Which types of tea smell like seaweed?
A seaweed aroma is associated with teas that have a high concentration of amino acids, including matcha, kabusecha, and gyokuro.
Should matcha tea taste bitter?
Good-quality matcha should taste sweet with a subtle hint of bitterness. Look for ceremonial grade or “tea ceremony” matcha when out shopping, to ensure you get the best quality matcha powder.
If your drink is overly bitter, it may have been made from a lower-quality grade of matcha powder. If you are looking for recommendations, our guide to matcha has some good ones, including one brand sold on Amazon.
If you find that matcha makes you sick, it is probably not because it is low quality. Instead, you are probably just especially sensitive to its side effects.
How can you tell if matcha powder is of good quality?
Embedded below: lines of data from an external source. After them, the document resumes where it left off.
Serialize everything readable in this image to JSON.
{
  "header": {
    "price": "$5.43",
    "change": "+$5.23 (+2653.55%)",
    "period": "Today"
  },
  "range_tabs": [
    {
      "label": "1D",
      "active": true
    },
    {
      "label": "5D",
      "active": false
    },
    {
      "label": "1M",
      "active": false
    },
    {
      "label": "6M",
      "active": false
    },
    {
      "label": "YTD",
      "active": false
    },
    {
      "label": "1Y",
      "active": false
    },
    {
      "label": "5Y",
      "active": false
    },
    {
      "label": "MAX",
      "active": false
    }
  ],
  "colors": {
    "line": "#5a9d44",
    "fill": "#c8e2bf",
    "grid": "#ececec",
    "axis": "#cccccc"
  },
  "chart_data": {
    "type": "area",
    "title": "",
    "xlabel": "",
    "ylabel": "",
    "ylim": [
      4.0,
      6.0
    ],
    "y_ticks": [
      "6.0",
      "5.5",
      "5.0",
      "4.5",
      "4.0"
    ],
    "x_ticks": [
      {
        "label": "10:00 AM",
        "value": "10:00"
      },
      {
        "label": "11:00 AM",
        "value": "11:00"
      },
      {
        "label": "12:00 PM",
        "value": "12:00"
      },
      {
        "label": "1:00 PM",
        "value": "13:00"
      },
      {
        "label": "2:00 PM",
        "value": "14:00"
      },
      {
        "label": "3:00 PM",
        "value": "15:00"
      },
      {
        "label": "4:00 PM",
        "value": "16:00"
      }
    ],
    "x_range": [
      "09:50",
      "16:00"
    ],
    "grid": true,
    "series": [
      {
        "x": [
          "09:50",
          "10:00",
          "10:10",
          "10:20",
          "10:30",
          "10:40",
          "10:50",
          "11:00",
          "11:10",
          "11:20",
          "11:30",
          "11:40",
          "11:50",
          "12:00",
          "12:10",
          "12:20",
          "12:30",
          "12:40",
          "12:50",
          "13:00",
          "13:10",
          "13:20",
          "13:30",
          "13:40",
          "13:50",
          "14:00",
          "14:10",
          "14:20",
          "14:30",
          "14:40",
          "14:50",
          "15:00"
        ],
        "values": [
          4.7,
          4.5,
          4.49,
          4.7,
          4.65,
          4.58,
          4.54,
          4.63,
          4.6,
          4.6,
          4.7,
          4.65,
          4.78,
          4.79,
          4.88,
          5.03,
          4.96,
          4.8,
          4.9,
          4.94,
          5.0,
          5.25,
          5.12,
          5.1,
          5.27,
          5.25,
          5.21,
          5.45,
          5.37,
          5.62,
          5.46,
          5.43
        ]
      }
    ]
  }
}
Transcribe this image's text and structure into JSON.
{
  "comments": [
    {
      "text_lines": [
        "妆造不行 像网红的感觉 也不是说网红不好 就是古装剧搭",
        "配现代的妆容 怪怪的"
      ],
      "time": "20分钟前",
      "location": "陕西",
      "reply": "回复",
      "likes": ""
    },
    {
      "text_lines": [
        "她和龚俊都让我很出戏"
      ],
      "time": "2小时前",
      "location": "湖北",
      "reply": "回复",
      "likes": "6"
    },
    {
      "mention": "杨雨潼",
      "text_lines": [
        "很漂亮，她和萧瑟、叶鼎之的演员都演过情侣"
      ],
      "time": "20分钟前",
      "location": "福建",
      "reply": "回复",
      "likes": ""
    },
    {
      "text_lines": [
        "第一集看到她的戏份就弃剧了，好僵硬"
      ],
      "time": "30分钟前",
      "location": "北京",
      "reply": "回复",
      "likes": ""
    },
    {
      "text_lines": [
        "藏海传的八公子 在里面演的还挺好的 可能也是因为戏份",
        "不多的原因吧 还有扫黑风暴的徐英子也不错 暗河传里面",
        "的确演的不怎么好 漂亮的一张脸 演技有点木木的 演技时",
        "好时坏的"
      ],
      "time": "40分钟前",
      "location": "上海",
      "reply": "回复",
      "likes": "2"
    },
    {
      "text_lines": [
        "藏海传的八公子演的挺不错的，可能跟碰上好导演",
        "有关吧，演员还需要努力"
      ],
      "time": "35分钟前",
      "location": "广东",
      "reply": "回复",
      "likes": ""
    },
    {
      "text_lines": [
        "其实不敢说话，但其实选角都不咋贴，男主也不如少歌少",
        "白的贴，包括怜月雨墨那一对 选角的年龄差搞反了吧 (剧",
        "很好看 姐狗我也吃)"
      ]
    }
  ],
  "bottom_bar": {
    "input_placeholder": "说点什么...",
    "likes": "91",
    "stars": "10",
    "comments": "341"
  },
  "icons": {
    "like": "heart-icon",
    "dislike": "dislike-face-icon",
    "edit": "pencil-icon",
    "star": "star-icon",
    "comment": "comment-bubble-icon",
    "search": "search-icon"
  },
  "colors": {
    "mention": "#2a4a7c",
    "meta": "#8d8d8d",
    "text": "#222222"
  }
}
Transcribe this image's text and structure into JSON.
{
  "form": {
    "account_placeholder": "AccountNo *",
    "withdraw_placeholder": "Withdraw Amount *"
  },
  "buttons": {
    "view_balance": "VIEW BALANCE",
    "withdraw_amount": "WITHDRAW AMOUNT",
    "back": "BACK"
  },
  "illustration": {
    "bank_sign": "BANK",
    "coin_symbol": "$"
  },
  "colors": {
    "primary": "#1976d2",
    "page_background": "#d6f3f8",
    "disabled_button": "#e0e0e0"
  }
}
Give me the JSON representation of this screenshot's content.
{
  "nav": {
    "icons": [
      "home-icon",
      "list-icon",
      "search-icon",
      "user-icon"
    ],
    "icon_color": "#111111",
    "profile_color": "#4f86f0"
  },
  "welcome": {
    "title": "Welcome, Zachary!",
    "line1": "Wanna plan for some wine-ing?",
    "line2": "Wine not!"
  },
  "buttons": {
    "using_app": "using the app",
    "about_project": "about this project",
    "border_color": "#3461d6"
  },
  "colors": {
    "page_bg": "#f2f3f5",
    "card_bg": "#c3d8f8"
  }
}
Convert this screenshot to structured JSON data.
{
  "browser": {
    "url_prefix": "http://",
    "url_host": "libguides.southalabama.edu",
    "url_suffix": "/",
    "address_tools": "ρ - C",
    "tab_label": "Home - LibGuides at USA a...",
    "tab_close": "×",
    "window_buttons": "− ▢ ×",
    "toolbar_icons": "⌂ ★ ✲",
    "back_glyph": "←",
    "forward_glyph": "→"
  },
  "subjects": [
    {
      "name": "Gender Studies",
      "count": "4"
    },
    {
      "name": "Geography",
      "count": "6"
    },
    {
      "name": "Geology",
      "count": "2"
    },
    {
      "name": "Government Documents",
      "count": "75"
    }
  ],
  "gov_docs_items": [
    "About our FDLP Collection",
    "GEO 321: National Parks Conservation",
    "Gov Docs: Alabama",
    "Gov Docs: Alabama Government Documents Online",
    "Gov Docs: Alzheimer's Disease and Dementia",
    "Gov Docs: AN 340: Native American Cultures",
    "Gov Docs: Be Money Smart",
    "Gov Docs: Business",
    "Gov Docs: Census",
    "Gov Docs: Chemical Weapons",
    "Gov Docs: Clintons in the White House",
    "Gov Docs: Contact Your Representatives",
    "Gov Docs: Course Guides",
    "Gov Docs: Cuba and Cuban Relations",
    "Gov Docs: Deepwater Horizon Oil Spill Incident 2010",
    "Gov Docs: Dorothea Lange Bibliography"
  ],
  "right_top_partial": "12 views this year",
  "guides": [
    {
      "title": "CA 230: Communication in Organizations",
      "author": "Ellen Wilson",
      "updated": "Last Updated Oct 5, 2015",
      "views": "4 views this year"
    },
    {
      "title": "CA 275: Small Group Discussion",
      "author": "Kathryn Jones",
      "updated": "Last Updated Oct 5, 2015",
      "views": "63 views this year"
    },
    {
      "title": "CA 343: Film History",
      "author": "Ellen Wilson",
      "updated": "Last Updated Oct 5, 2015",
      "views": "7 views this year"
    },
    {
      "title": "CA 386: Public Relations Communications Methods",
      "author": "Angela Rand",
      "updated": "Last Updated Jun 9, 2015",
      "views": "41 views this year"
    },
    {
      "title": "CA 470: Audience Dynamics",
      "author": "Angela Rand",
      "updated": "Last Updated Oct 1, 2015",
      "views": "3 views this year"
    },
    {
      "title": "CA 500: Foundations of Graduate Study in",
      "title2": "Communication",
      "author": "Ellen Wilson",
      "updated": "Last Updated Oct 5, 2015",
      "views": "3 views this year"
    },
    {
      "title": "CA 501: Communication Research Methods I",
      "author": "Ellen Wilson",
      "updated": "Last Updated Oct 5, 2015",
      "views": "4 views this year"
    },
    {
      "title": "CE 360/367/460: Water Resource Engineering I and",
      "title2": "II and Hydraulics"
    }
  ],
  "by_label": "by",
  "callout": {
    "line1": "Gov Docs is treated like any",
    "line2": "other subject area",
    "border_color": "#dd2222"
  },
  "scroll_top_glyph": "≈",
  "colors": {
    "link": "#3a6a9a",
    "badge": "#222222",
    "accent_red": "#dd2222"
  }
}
A high-quality matcha powder should have a similar consistency to that of baby powder or eyeshadow. To test the quality of your matcha powder, put a little bit on a sheet of white paper, then smear it with your finger. If it leaves a long, clean line with no breaks, then you have a good-quality product.
Matcha Tastes Like Fish: Final Thoughts
Personally, I have never had matcha that tastes like fish or seaweed. When I noticed how many people were searching for the question: “Why does matcha taste like fish?”, I was surprised.
Once I started doing me research, I quickly learned that it is a common issue. More importantly, I learned that it is easy to avoid and the most common culprit is simply poor quality matcha.
As mentioned this guide on matcha has recommendations for good brands to buy. Getting quality matcha should fix the issue for most people. If it does not, it is most likely a case of your matcha powder being expired and having been stored incorrectly.